There were 2 maladaptive profiles characterised by higher levels of workload stress and lower levels of job control. These teachers felt under pressure from their workload at the beginning of term and felt they had little say in how they did their work.
There were also 2 adaptive profiles that were characterised by lower levels of workload stress and higher levels of job control. These teachers were faring well at the beginning of the term – they had manageable workloads and had control over their work tasks.
We also found a midway profile that was characterised by high workload stress, but average job control. So, although these teachers were doing okay in terms of their job control, they were struggling from a high workload at the beginning of the term.
When we compared teachers at the start and end of the term, we found that teachers who began the term in maladaptive profiles, tended to end the term in maladaptive profiles. Teachers who began the term in adaptive profiles tended to end the term in adaptive profiles. And teachers who began the term in the midway profile, tended to move into the maladaptive profiles by the end of term.
Teachers in the maladaptive and midway profiles also reported greater emotional exhaustion and intentions to quit. The reverse was true for teachers in adaptive profiles – they reported the lowest levels of emotional exhaustion and were least likely to want to quit their job.
What does this mean for teachers and schools?
Helping to reduce teachers’ workloads at the beginning of a school term appears crucial. Teachers who began the term already experiencing higher workload stress and lower job control continued to struggle throughout the term and this was linked with lower wellbeing and greater intentions to quit their job.
Conversely, teachers who began the term from a strong position of lower workload stress and higher job control tended to end the term in similarly adaptive profiles, and also reported greater wellbeing and less motivation to quit.
In practice, efforts to streamline teachers' work are important (Australian Government Department of Education, 2022), such as reducing administrative tasks and face-to-face teaching time.

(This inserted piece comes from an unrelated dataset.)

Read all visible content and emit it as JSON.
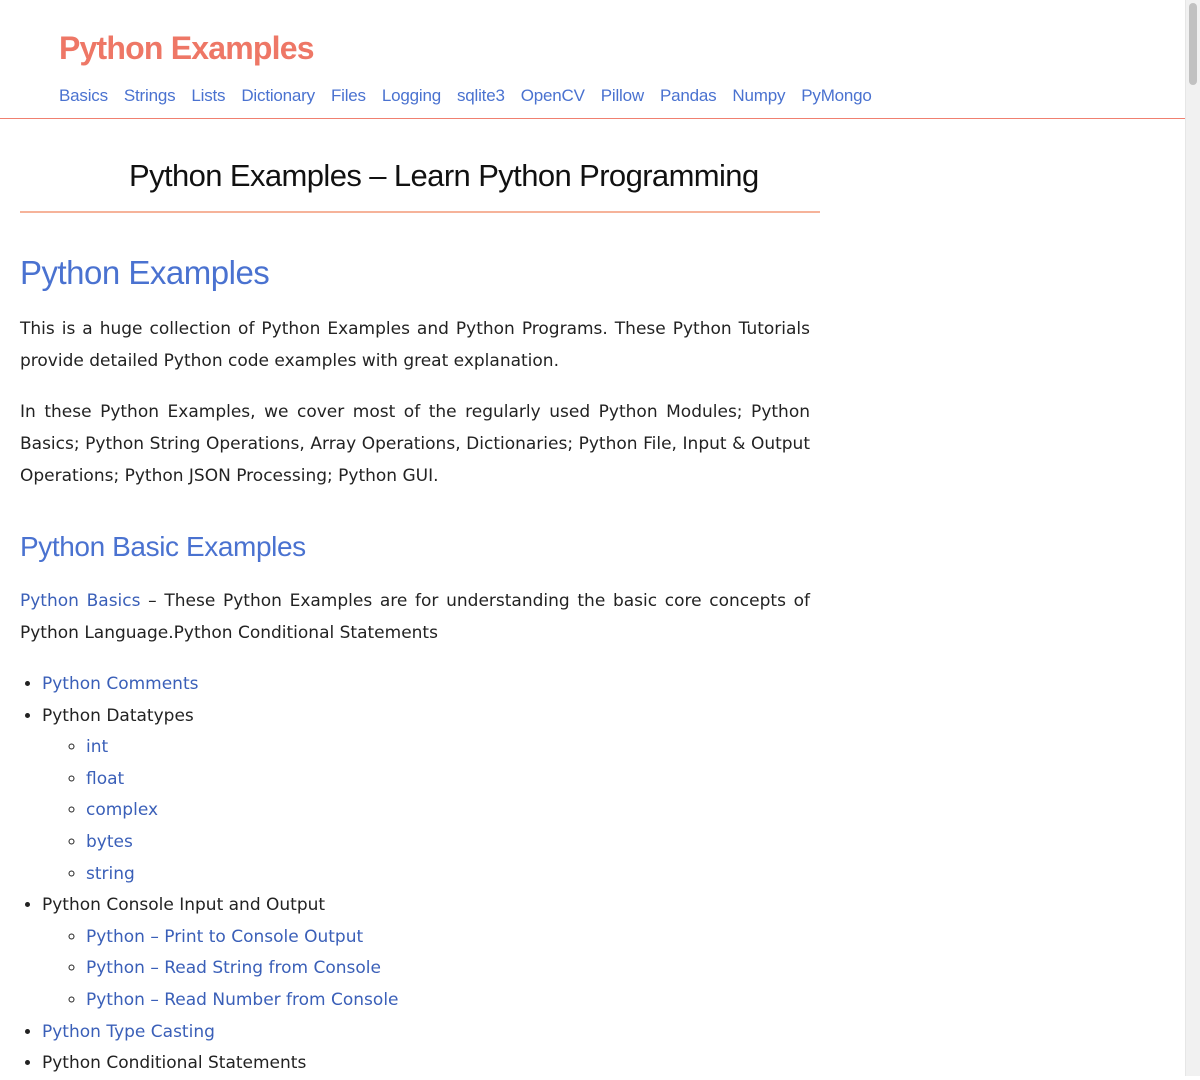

Building effective collaboration (Carroll et al., 2021) between teachers within schools to share workloads is another approach that can be helpful.

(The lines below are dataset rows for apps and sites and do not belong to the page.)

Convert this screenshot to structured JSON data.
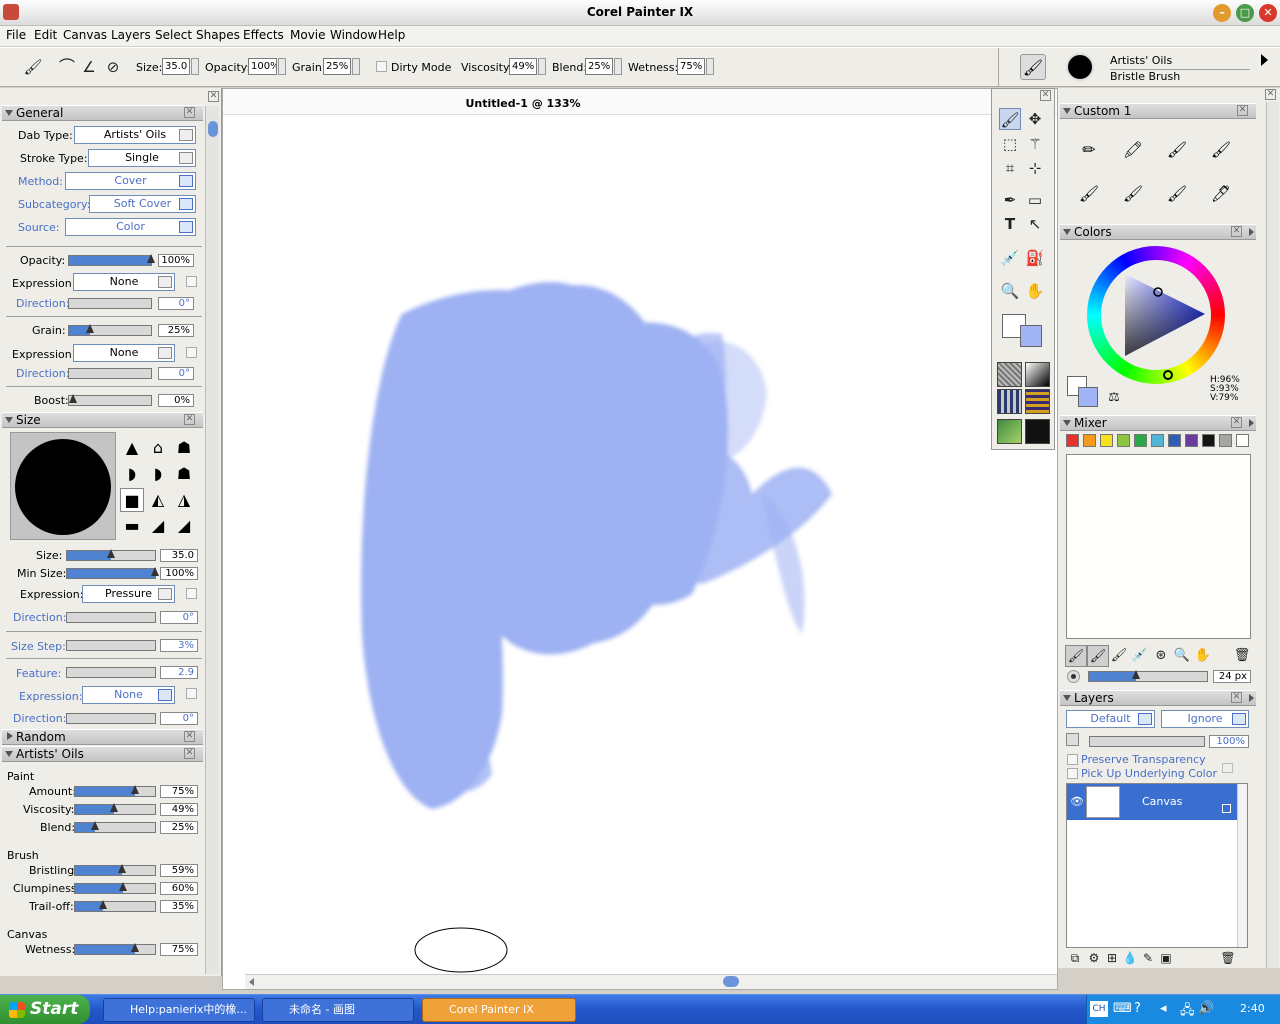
{
  "window": {
    "title": "Corel Painter IX"
  },
  "menu": [
    "File",
    "Edit",
    "Canvas",
    "Layers",
    "Select",
    "Shapes",
    "Effects",
    "Movie",
    "Window",
    "Help"
  ],
  "propbar": {
    "size_label": "Size:",
    "size_value": "35.0",
    "opacity_label": "Opacity:",
    "opacity_value": "100%",
    "grain_label": "Grain:",
    "grain_value": "25%",
    "dirty_mode_label": "Dirty Mode",
    "viscosity_label": "Viscosity:",
    "viscosity_value": "49%",
    "blend_label": "Blend:",
    "blend_value": "25%",
    "wetness_label": "Wetness:",
    "wetness_value": "75%",
    "brush_category": "Artists' Oils",
    "brush_variant": "Bristle Brush"
  },
  "general_panel": {
    "title": "General",
    "dab_type_label": "Dab Type:",
    "dab_type": "Artists' Oils",
    "stroke_type_label": "Stroke Type:",
    "stroke_type": "Single",
    "method_label": "Method:",
    "method": "Cover",
    "subcategory_label": "Subcategory:",
    "subcategory": "Soft Cover",
    "source_label": "Source:",
    "source": "Color",
    "opacity_label": "Opacity:",
    "opacity_value": "100%",
    "opacity_level": 1.0,
    "expression_label": "Expression:",
    "expression1": "None",
    "direction_label": "Direction:",
    "direction1": "0°",
    "grain_label": "Grain:",
    "grain_value": "25%",
    "grain_level": 0.25,
    "expression2": "None",
    "direction2": "0°",
    "boost_label": "Boost:",
    "boost_value": "0%",
    "boost_level": 0.0
  },
  "size_panel": {
    "title": "Size",
    "size_label": "Size:",
    "size_value": "35.0",
    "size_level": 0.5,
    "min_size_label": "Min Size:",
    "min_size_value": "100%",
    "min_size_level": 1.0,
    "expression_label": "Expression:",
    "expression1": "Pressure",
    "direction_label": "Direction:",
    "direction1": "0°",
    "size_step_label": "Size Step:",
    "size_step_value": "3%",
    "feature_label": "Feature:",
    "feature_value": "2.9",
    "expression2": "None",
    "direction2": "0°"
  },
  "random_panel": {
    "title": "Random"
  },
  "oils_panel": {
    "title": "Artists' Oils",
    "paint_heading": "Paint",
    "amount_label": "Amount:",
    "amount_value": "75%",
    "amount_level": 0.75,
    "viscosity_label": "Viscosity:",
    "viscosity_value": "49%",
    "viscosity_level": 0.49,
    "blend_label": "Blend:",
    "blend_value": "25%",
    "blend_level": 0.25,
    "brush_heading": "Brush",
    "bristling_label": "Bristling:",
    "bristling_value": "59%",
    "bristling_level": 0.59,
    "clumpiness_label": "Clumpiness:",
    "clumpiness_value": "60%",
    "clumpiness_level": 0.6,
    "trailoff_label": "Trail-off:",
    "trailoff_value": "35%",
    "trailoff_level": 0.35,
    "canvas_heading": "Canvas",
    "wetness_label": "Wetness:",
    "wetness_value": "75%",
    "wetness_level": 0.75
  },
  "document": {
    "title": "Untitled-1 @ 133%",
    "paint_color": "#99adf2"
  },
  "custom_panel": {
    "title": "Custom  1"
  },
  "colors_panel": {
    "title": "Colors",
    "h": "H:96%",
    "s": "S:93%",
    "v": "V:79%",
    "main_color": "#ffffff",
    "secondary_color": "#9fb3f5"
  },
  "mixer_panel": {
    "title": "Mixer",
    "swatches": [
      "#e8312c",
      "#f29b1f",
      "#f6e21c",
      "#8cc63f",
      "#2aa84a",
      "#4fb6d8",
      "#2f5fb4",
      "#6a3c9c",
      "#141414",
      "#a5a5a5",
      "#ffffff"
    ],
    "brush_size": "24 px",
    "brush_level": 0.4
  },
  "layers_panel": {
    "title": "Layers",
    "composite_method": "Default",
    "composite_depth": "Ignore",
    "opacity_value": "100%",
    "preserve_transparency": "Preserve Transparency",
    "pick_up_underlying": "Pick Up Underlying Color",
    "layer_name": "Canvas"
  },
  "taskbar": {
    "start_label": "Start",
    "task1": "Help:panierix中的橡...",
    "task2": "未命名 - 画图",
    "task3": "Corel Painter IX",
    "clock": "2:40",
    "lang": "CH"
  }
}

To increase job control, it is important that schools listen to teachers’ needs and perspectives at work, and provide opportunities for teachers to have input in decision-making and policies (Collie, 2021). It is also essential that teachers have some choice and control over when and how they undertake their work.
Australian Government Department of Education. (2022, December 16). National Teacher Workforce Action Plan. https://www.education.gov.au/teaching-and-school-leadership/consultations/national-teacher-workforce-action-plan
Carroll, A., Flynn, L., O’Connor, E. S., Forrest, K., Bower, J., Fynes-Clinton, S., York, A. & Ziaei, M. (2021). In their words: listening to teachers’ perceptions about stress in the workplace and how to address it. Asia-Pacific Journal of Teacher Education, 49(4), 420-434. https://doi.org/10.1080/1359866X.2020.1789914
Collie, R. J. (2021). COVID-19 and teachers’ somatic burden, stress, and emotional exhaustion: Examining the role of principal leadership and workplace buoyancy. Aera Open, 7, 2332858420986187. https://doi.org/10.1177/23328584209861
Collie, R. J., & Carroll, A. (2023). Autonomy-pressure profiles among teachers: Changes over a school term, leadership predictors, and workplace outcomes. Teaching and Teacher Education, 124, 103998. https://doi.org/10.1016/j.tate.2022.103998
Does your school have a wellbeing plan for teachers as well as students? As a school leader, have you ever done a wellbeing check of staff at the start of each term?
One suggestion in this article for how to ease workloads is to build collaboration between teachers so the workloads can be shared. How could you implement this at your own school?